━━━━━ Study material

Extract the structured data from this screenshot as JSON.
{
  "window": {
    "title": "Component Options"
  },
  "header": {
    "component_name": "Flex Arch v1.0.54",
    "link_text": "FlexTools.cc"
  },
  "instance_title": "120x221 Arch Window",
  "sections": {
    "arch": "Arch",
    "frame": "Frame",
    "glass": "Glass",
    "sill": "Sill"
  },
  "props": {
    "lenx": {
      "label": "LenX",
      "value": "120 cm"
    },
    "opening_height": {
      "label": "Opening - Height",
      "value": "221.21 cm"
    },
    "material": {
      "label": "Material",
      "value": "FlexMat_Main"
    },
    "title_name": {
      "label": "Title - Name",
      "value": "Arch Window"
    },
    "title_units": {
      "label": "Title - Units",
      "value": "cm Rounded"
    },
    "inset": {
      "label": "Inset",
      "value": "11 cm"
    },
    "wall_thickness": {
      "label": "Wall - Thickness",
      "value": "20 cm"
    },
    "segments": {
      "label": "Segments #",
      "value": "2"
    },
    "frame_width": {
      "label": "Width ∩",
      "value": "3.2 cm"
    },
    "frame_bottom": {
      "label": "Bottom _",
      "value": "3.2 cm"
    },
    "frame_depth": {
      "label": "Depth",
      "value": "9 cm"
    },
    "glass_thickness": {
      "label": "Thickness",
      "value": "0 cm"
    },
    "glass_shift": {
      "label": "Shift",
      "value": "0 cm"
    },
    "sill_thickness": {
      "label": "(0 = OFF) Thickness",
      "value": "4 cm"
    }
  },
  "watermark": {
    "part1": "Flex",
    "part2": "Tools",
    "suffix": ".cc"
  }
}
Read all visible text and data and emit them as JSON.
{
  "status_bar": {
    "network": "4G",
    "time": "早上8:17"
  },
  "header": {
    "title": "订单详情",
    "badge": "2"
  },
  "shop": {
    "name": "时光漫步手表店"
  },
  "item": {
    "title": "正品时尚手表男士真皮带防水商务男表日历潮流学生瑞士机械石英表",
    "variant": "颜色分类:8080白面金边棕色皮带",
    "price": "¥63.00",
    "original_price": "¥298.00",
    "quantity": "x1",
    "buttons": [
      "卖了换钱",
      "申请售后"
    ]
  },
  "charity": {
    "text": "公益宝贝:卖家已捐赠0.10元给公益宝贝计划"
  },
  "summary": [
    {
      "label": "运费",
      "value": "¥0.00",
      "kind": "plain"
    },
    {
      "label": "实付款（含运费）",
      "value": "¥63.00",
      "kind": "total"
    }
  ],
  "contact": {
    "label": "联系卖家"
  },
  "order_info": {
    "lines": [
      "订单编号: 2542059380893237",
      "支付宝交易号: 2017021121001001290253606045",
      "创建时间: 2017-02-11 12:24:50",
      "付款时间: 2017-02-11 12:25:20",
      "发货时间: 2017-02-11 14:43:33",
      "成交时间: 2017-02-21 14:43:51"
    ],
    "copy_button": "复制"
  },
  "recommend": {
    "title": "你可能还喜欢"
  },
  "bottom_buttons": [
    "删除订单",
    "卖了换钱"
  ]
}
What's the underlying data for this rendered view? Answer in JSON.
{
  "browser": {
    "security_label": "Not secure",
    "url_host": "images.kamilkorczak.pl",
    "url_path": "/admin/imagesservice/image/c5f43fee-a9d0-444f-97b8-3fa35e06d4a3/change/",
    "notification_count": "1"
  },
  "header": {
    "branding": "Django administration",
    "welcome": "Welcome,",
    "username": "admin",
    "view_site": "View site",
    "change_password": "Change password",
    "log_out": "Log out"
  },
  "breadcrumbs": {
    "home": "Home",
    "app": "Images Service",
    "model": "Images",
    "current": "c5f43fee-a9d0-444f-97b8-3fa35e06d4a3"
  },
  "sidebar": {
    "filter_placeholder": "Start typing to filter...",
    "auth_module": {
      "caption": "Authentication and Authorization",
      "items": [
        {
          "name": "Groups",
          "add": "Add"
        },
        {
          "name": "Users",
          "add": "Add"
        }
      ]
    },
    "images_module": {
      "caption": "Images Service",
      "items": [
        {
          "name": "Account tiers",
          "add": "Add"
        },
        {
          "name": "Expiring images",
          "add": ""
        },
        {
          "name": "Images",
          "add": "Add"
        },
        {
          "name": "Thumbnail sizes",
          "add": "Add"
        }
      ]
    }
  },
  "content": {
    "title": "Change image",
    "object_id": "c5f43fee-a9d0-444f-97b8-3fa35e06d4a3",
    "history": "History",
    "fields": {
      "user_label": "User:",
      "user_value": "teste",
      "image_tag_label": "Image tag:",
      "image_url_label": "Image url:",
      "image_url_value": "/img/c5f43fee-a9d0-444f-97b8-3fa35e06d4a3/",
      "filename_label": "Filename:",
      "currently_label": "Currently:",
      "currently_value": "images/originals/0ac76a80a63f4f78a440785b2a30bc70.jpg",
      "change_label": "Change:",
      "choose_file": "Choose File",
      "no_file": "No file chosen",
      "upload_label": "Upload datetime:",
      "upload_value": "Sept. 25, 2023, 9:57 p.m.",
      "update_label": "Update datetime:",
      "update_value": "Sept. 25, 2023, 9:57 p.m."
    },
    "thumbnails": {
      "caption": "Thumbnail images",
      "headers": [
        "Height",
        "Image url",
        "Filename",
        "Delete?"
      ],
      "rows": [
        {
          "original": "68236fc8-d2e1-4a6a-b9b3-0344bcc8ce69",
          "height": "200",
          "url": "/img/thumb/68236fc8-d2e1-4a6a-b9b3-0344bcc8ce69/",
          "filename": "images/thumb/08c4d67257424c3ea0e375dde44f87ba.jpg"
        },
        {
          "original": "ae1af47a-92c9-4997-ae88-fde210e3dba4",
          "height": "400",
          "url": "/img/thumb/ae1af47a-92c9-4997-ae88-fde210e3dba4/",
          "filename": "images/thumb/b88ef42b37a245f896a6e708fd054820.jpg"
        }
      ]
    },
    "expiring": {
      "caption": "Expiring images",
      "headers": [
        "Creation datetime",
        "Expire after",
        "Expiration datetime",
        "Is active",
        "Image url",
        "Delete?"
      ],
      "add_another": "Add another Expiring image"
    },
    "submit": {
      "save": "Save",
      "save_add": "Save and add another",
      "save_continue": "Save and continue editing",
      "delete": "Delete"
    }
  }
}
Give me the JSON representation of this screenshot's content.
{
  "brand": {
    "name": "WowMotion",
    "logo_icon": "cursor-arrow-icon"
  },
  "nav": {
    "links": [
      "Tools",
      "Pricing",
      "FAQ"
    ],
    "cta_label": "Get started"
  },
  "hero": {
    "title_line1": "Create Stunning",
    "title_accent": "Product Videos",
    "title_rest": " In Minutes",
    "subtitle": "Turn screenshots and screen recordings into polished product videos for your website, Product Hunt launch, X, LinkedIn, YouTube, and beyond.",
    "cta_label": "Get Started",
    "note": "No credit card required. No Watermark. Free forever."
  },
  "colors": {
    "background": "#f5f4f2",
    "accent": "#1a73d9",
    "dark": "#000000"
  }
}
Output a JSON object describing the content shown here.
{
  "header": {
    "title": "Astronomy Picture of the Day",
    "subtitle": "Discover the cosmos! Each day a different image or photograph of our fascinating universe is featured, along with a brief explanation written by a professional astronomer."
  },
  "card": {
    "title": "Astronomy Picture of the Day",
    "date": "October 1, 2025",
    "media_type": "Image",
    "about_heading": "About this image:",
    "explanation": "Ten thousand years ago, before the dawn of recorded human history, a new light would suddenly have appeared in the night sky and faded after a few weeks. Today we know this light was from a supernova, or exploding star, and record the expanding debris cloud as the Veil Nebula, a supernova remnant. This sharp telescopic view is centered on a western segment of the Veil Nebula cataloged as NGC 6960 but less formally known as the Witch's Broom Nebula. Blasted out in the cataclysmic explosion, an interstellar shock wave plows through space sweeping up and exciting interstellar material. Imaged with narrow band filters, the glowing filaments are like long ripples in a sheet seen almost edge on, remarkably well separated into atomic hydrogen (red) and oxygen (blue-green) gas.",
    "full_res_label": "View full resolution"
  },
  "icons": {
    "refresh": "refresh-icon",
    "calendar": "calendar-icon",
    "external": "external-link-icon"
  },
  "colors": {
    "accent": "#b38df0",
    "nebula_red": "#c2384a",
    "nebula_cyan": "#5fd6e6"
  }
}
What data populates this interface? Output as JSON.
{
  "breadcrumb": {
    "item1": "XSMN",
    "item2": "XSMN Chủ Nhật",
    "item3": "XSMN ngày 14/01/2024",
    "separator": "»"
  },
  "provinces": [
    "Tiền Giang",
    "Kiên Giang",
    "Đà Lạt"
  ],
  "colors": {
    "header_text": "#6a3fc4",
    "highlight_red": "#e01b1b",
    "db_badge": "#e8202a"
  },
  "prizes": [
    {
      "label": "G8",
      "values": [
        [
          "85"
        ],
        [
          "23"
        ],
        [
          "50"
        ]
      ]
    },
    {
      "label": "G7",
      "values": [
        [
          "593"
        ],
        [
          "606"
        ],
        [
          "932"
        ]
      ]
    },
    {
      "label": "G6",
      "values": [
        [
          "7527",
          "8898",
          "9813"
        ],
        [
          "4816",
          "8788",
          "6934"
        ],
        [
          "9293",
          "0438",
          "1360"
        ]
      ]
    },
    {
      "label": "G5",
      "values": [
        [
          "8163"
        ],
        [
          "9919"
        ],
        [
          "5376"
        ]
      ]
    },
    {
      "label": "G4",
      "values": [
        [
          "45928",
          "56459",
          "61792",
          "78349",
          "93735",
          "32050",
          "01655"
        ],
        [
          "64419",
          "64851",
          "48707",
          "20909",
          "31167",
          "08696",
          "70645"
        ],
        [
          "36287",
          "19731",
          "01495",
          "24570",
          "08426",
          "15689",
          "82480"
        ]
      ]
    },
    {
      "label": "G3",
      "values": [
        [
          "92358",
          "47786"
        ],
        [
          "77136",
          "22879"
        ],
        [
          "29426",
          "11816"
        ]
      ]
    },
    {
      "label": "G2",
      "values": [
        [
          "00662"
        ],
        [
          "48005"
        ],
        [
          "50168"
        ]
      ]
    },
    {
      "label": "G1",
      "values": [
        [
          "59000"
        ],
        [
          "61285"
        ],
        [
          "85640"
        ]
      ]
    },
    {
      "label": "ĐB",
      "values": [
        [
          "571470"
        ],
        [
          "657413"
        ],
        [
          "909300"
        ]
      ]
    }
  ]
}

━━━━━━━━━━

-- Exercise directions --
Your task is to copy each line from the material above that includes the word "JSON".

-- Written solution --
Extract the structured data from this screenshot as JSON.
Read all visible text and data and emit them as JSON.
What's the underlying data for this rendered view? Answer in JSON.
Give me the JSON representation of this screenshot's content.
Output a JSON object describing the content shown here.
What data populates this interface? Output as JSON.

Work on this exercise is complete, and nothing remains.